ENTRIES SUPPLIED.
*** Block opens ***

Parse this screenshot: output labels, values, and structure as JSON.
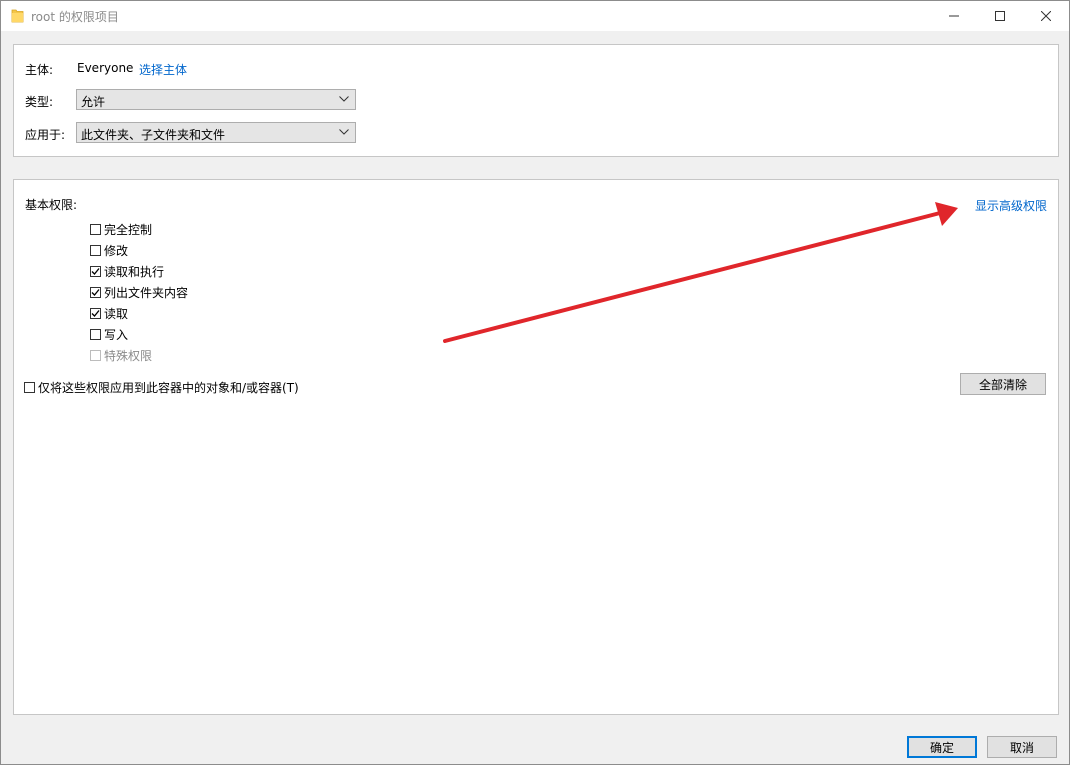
{
  "window": {
    "title": "root 的权限项目"
  },
  "principal": {
    "label": "主体:",
    "value": "Everyone",
    "select_link": "选择主体"
  },
  "type": {
    "label": "类型:",
    "value": "允许"
  },
  "applies_to": {
    "label": "应用于:",
    "value": "此文件夹、子文件夹和文件"
  },
  "basic_permissions": {
    "label": "基本权限:",
    "show_advanced_link": "显示高级权限",
    "items": [
      {
        "label": "完全控制",
        "checked": false,
        "enabled": true
      },
      {
        "label": "修改",
        "checked": false,
        "enabled": true
      },
      {
        "label": "读取和执行",
        "checked": true,
        "enabled": true
      },
      {
        "label": "列出文件夹内容",
        "checked": true,
        "enabled": true
      },
      {
        "label": "读取",
        "checked": true,
        "enabled": true
      },
      {
        "label": "写入",
        "checked": false,
        "enabled": true
      },
      {
        "label": "特殊权限",
        "checked": false,
        "enabled": false
      }
    ]
  },
  "apply_only_container": {
    "label": "仅将这些权限应用到此容器中的对象和/或容器(T)",
    "checked": false
  },
  "clear_all_label": "全部清除",
  "footer": {
    "ok_label": "确定",
    "cancel_label": "取消"
  },
  "colors": {
    "link": "#0066cc",
    "annotation_arrow": "#e0262b",
    "default_button_border": "#0078d7"
  }
}
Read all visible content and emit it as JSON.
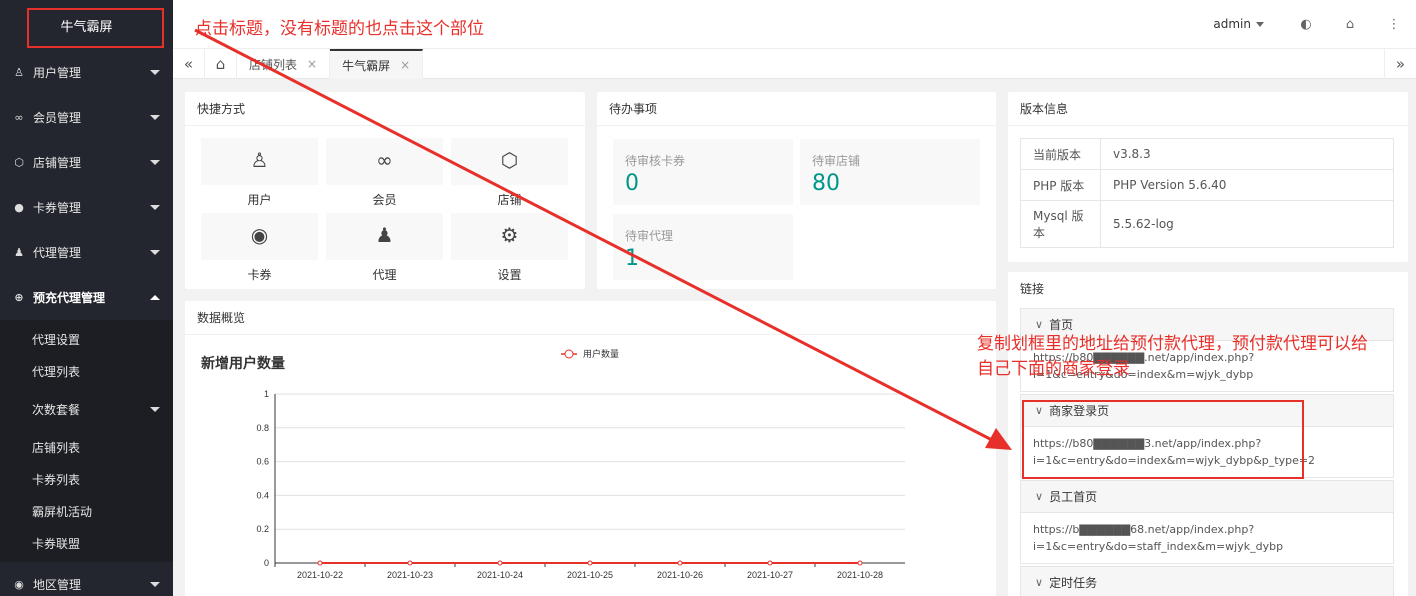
{
  "brand": "牛气霸屏",
  "sidebar": {
    "items": [
      {
        "label": "用户管理",
        "icon": "user-icon",
        "glyph": "♙"
      },
      {
        "label": "会员管理",
        "icon": "infinity-icon",
        "glyph": "∞"
      },
      {
        "label": "店铺管理",
        "icon": "cube-icon",
        "glyph": "⬡"
      },
      {
        "label": "卡券管理",
        "icon": "circle-icon",
        "glyph": "●"
      },
      {
        "label": "代理管理",
        "icon": "person-icon",
        "glyph": "♟"
      },
      {
        "label": "预充代理管理",
        "icon": "plus-circle-icon",
        "glyph": "⊕"
      }
    ],
    "submenu": [
      "代理设置",
      "代理列表",
      "次数套餐",
      "店铺列表",
      "卡券列表",
      "霸屏机活动",
      "卡券联盟"
    ],
    "bottom_item": {
      "label": "地区管理",
      "icon": "compass-icon",
      "glyph": "◉"
    }
  },
  "header": {
    "user": "admin"
  },
  "tabs": [
    "店铺列表",
    "牛气霸屏"
  ],
  "shortcuts": {
    "title": "快捷方式",
    "items": [
      {
        "label": "用户",
        "icon": "user-icon",
        "glyph": "♙"
      },
      {
        "label": "会员",
        "icon": "infinity-icon",
        "glyph": "∞"
      },
      {
        "label": "店铺",
        "icon": "cube-icon",
        "glyph": "⬡"
      },
      {
        "label": "卡券",
        "icon": "circle-icon",
        "glyph": "◉"
      },
      {
        "label": "代理",
        "icon": "person-icon",
        "glyph": "♟"
      },
      {
        "label": "设置",
        "icon": "gear-icon",
        "glyph": "⚙"
      }
    ]
  },
  "todo": {
    "title": "待办事项",
    "items": [
      {
        "label": "待审核卡券",
        "value": "0"
      },
      {
        "label": "待审店铺",
        "value": "80"
      },
      {
        "label": "待审代理",
        "value": "1"
      }
    ]
  },
  "version": {
    "title": "版本信息",
    "rows": [
      {
        "key": "当前版本",
        "value": "v3.8.3"
      },
      {
        "key": "PHP 版本",
        "value": "PHP Version 5.6.40"
      },
      {
        "key": "Mysql 版本",
        "value": "5.5.62-log"
      }
    ]
  },
  "links": {
    "title": "链接",
    "items": [
      {
        "title": "首页",
        "body": "https://b80▇▇▇▇▇▇.net/app/index.php?i=1&c=entry&do=index&m=wjyk_dybp"
      },
      {
        "title": "商家登录页",
        "body": "https://b80▇▇▇▇▇▇3.net/app/index.php?i=1&c=entry&do=index&m=wjyk_dybp&p_type=2"
      },
      {
        "title": "员工首页",
        "body": "https://b▇▇▇▇▇▇68.net/app/index.php?i=1&c=entry&do=staff_index&m=wjyk_dybp"
      },
      {
        "title": "定时任务",
        "body": ""
      }
    ]
  },
  "overview": {
    "title": "数据概览"
  },
  "chart_data": {
    "type": "line",
    "title": "新增用户数量",
    "categories": [
      "2021-10-22",
      "2021-10-23",
      "2021-10-24",
      "2021-10-25",
      "2021-10-26",
      "2021-10-27",
      "2021-10-28"
    ],
    "series": [
      {
        "name": "用户数量",
        "values": [
          0,
          0,
          0,
          0,
          0,
          0,
          0
        ],
        "color": "#e8302b"
      }
    ],
    "yticks": [
      "0",
      "0.2",
      "0.4",
      "0.6",
      "0.8",
      "1"
    ],
    "ylim": [
      0,
      1
    ],
    "legend": "top-center",
    "grid": true
  },
  "annotations": {
    "top": "点击标题，没有标题的也点击这个部位",
    "right": "复制划框里的地址给预付款代理，预付款代理可以给自己下面的商家登录"
  },
  "colors": {
    "sidebar": "#23262e",
    "accent": "#009688",
    "annotation": "#e8302b"
  }
}
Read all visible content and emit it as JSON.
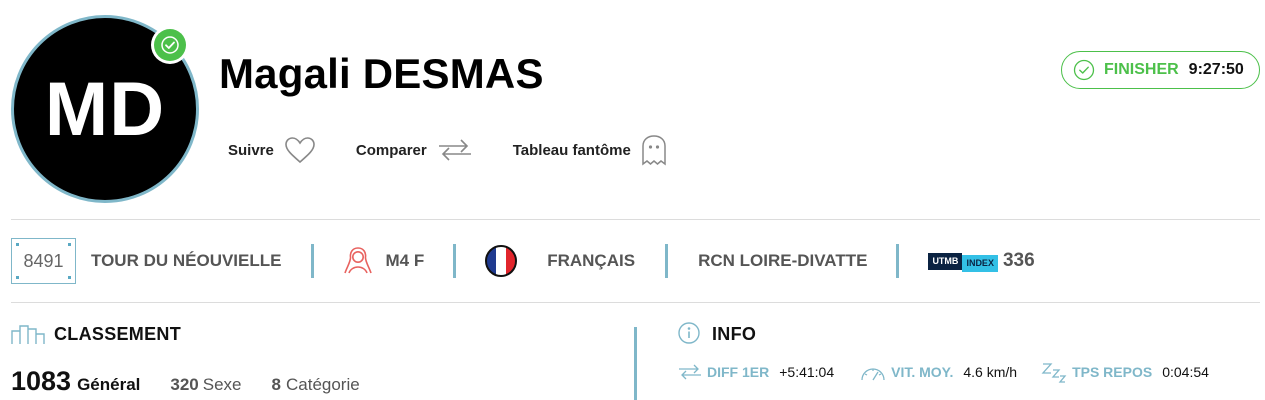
{
  "profile": {
    "initials": "MD",
    "name": "Magali DESMAS"
  },
  "actions": {
    "follow_label": "Suivre",
    "compare_label": "Comparer",
    "ghost_label": "Tableau fantôme"
  },
  "status": {
    "label": "FINISHER",
    "time": "9:27:50",
    "color": "#4cc04a"
  },
  "infobar": {
    "bib": "8491",
    "race": "TOUR DU NÉOUVIELLE",
    "category": "M4 F",
    "nationality": "FRANÇAIS",
    "club": "RCN LOIRE-DIVATTE",
    "utmb_logo_a": "UTMB",
    "utmb_logo_b": "INDEX",
    "utmb_index": "336"
  },
  "classement": {
    "title": "CLASSEMENT",
    "general_value": "1083",
    "general_label": "Général",
    "sexe_value": "320",
    "sexe_label": "Sexe",
    "categorie_value": "8",
    "categorie_label": "Catégorie"
  },
  "info": {
    "title": "INFO",
    "diff_label": "DIFF 1ER",
    "diff_value": "+5:41:04",
    "speed_label": "VIT. MOY.",
    "speed_value": "4.6 km/h",
    "rest_label": "TPS REPOS",
    "rest_value": "0:04:54"
  },
  "colors": {
    "accent": "#7fb7c9",
    "finisher": "#4cc04a",
    "category_icon": "#e8625f"
  }
}
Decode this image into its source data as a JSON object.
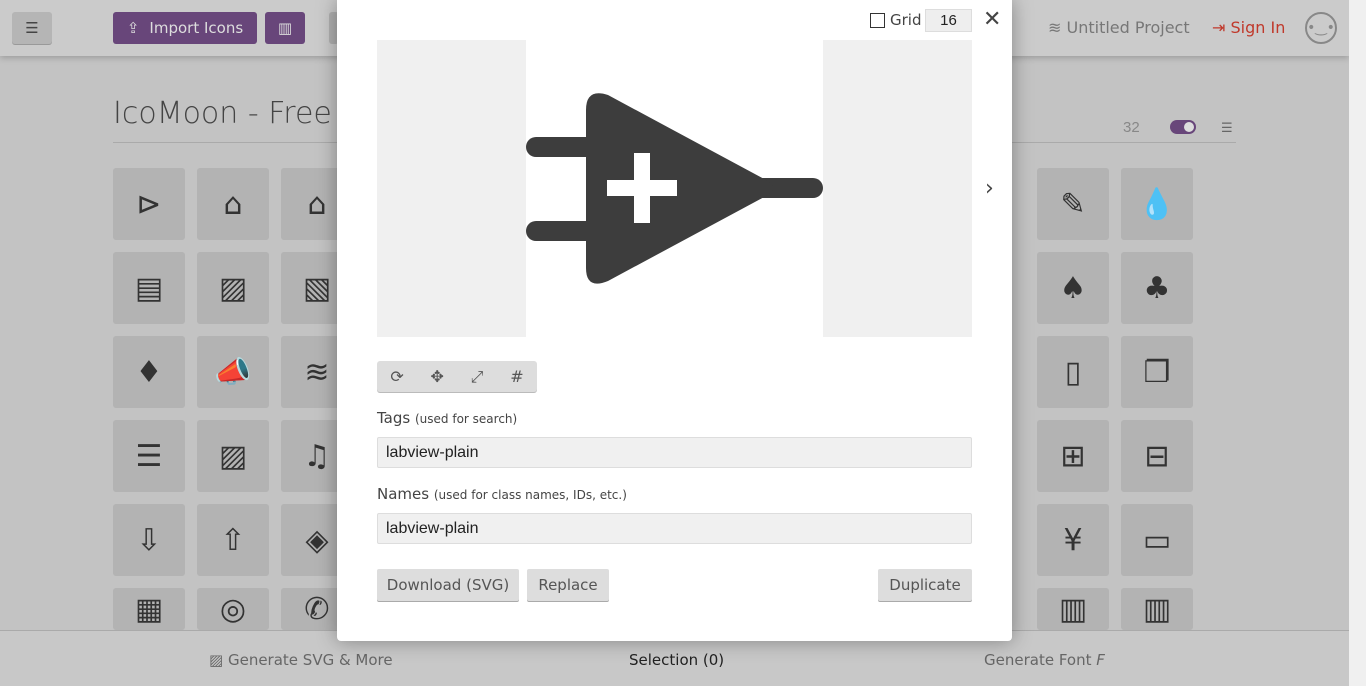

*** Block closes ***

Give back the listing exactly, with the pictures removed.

OUTPUT FOR THIS TASK.
Parse this screenshot: output labels, values, and structure as JSON.
{
  "window": {
    "title": "root 的权限项目"
  },
  "principal": {
    "label": "主体:",
    "value": "Everyone",
    "select_link": "选择主体"
  },
  "type": {
    "label": "类型:",
    "value": "允许"
  },
  "applies_to": {
    "label": "应用于:",
    "value": "此文件夹、子文件夹和文件"
  },
  "basic_permissions": {
    "label": "基本权限:",
    "show_advanced_link": "显示高级权限",
    "items": [
      {
        "label": "完全控制",
        "checked": false,
        "enabled": true
      },
      {
        "label": "修改",
        "checked": false,
        "enabled": true
      },
      {
        "label": "读取和执行",
        "checked": true,
        "enabled": true
      },
      {
        "label": "列出文件夹内容",
        "checked": true,
        "enabled": true
      },
      {
        "label": "读取",
        "checked": true,
        "enabled": true
      },
      {
        "label": "写入",
        "checked": false,
        "enabled": true
      },
      {
        "label": "特殊权限",
        "checked": false,
        "enabled": false
      }
    ]
  },
  "apply_only_container": {
    "label": "仅将这些权限应用到此容器中的对象和/或容器(T)",
    "checked": false
  },
  "clear_all_label": "全部清除",
  "footer": {
    "ok_label": "确定",
    "cancel_label": "取消"
  },
  "colors": {
    "link": "#0066cc",
    "annotation_arrow": "#e0262b",
    "default_button_border": "#0078d7"
  }
}
Read all visible content and emit it as JSON.
{
  "brand": "牛气霸屏",
  "sidebar": {
    "items": [
      {
        "label": "用户管理",
        "icon": "user-icon",
        "glyph": "♙"
      },
      {
        "label": "会员管理",
        "icon": "infinity-icon",
        "glyph": "∞"
      },
      {
        "label": "店铺管理",
        "icon": "cube-icon",
        "glyph": "⬡"
      },
      {
        "label": "卡券管理",
        "icon": "circle-icon",
        "glyph": "●"
      },
      {
        "label": "代理管理",
        "icon": "person-icon",
        "glyph": "♟"
      },
      {
        "label": "预充代理管理",
        "icon": "plus-circle-icon",
        "glyph": "⊕"
      }
    ],
    "submenu": [
      "代理设置",
      "代理列表",
      "次数套餐",
      "店铺列表",
      "卡券列表",
      "霸屏机活动",
      "卡券联盟"
    ],
    "bottom_item": {
      "label": "地区管理",
      "icon": "compass-icon",
      "glyph": "◉"
    }
  },
  "header": {
    "user": "admin"
  },
  "tabs": [
    "店铺列表",
    "牛气霸屏"
  ],
  "shortcuts": {
    "title": "快捷方式",
    "items": [
      {
        "label": "用户",
        "icon": "user-icon",
        "glyph": "♙"
      },
      {
        "label": "会员",
        "icon": "infinity-icon",
        "glyph": "∞"
      },
      {
        "label": "店铺",
        "icon": "cube-icon",
        "glyph": "⬡"
      },
      {
        "label": "卡券",
        "icon": "circle-icon",
        "glyph": "◉"
      },
      {
        "label": "代理",
        "icon": "person-icon",
        "glyph": "♟"
      },
      {
        "label": "设置",
        "icon": "gear-icon",
        "glyph": "⚙"
      }
    ]
  },
  "todo": {
    "title": "待办事项",
    "items": [
      {
        "label": "待审核卡券",
        "value": "0"
      },
      {
        "label": "待审店铺",
        "value": "80"
      },
      {
        "label": "待审代理",
        "value": "1"
      }
    ]
  },
  "version": {
    "title": "版本信息",
    "rows": [
      {
        "key": "当前版本",
        "value": "v3.8.3"
      },
      {
        "key": "PHP 版本",
        "value": "PHP Version 5.6.40"
      },
      {
        "key": "Mysql 版本",
        "value": "5.5.62-log"
      }
    ]
  },
  "links": {
    "title": "链接",
    "items": [
      {
        "title": "首页",
        "body": "https://b80▇▇▇▇▇▇.net/app/index.php?i=1&c=entry&do=index&m=wjyk_dybp"
      },
      {
        "title": "商家登录页",
        "body": "https://b80▇▇▇▇▇▇3.net/app/index.php?i=1&c=entry&do=index&m=wjyk_dybp&p_type=2"
      },
      {
        "title": "员工首页",
        "body": "https://b▇▇▇▇▇▇68.net/app/index.php?i=1&c=entry&do=staff_index&m=wjyk_dybp"
      },
      {
        "title": "定时任务",
        "body": ""
      }
    ]
  },
  "overview": {
    "title": "数据概览"
  },
  "chart_data": {
    "type": "line",
    "title": "新增用户数量",
    "categories": [
      "2021-10-22",
      "2021-10-23",
      "2021-10-24",
      "2021-10-25",
      "2021-10-26",
      "2021-10-27",
      "2021-10-28"
    ],
    "series": [
      {
        "name": "用户数量",
        "values": [
          0,
          0,
          0,
          0,
          0,
          0,
          0
        ],
        "color": "#e8302b"
      }
    ],
    "yticks": [
      "0",
      "0.2",
      "0.4",
      "0.6",
      "0.8",
      "1"
    ],
    "ylim": [
      0,
      1
    ],
    "legend": "top-center",
    "grid": true
  },
  "annotations": {
    "top": "点击标题，没有标题的也点击这个部位",
    "right": "复制划框里的地址给预付款代理，预付款代理可以给自己下面的商家登录"
  },
  "colors": {
    "sidebar": "#23262e",
    "accent": "#009688",
    "annotation": "#e8302b"
  }
}
Read all visible content and emit it as JSON.
{
  "profile": {
    "initials": "MD",
    "name": "Magali DESMAS"
  },
  "actions": {
    "follow_label": "Suivre",
    "compare_label": "Comparer",
    "ghost_label": "Tableau fantôme"
  },
  "status": {
    "label": "FINISHER",
    "time": "9:27:50",
    "color": "#4cc04a"
  },
  "infobar": {
    "bib": "8491",
    "race": "TOUR DU NÉOUVIELLE",
    "category": "M4 F",
    "nationality": "FRANÇAIS",
    "club": "RCN LOIRE-DIVATTE",
    "utmb_logo_a": "UTMB",
    "utmb_logo_b": "INDEX",
    "utmb_index": "336"
  },
  "classement": {
    "title": "CLASSEMENT",
    "general_value": "1083",
    "general_label": "Général",
    "sexe_value": "320",
    "sexe_label": "Sexe",
    "categorie_value": "8",
    "categorie_label": "Catégorie"
  },
  "info": {
    "title": "INFO",
    "diff_label": "DIFF 1ER",
    "diff_value": "+5:41:04",
    "speed_label": "VIT. MOY.",
    "speed_value": "4.6 km/h",
    "rest_label": "TPS REPOS",
    "rest_value": "0:04:54"
  },
  "colors": {
    "accent": "#7fb7c9",
    "finisher": "#4cc04a",
    "category_icon": "#e8625f"
  }
}
Decode this image into its source data as a JSON object.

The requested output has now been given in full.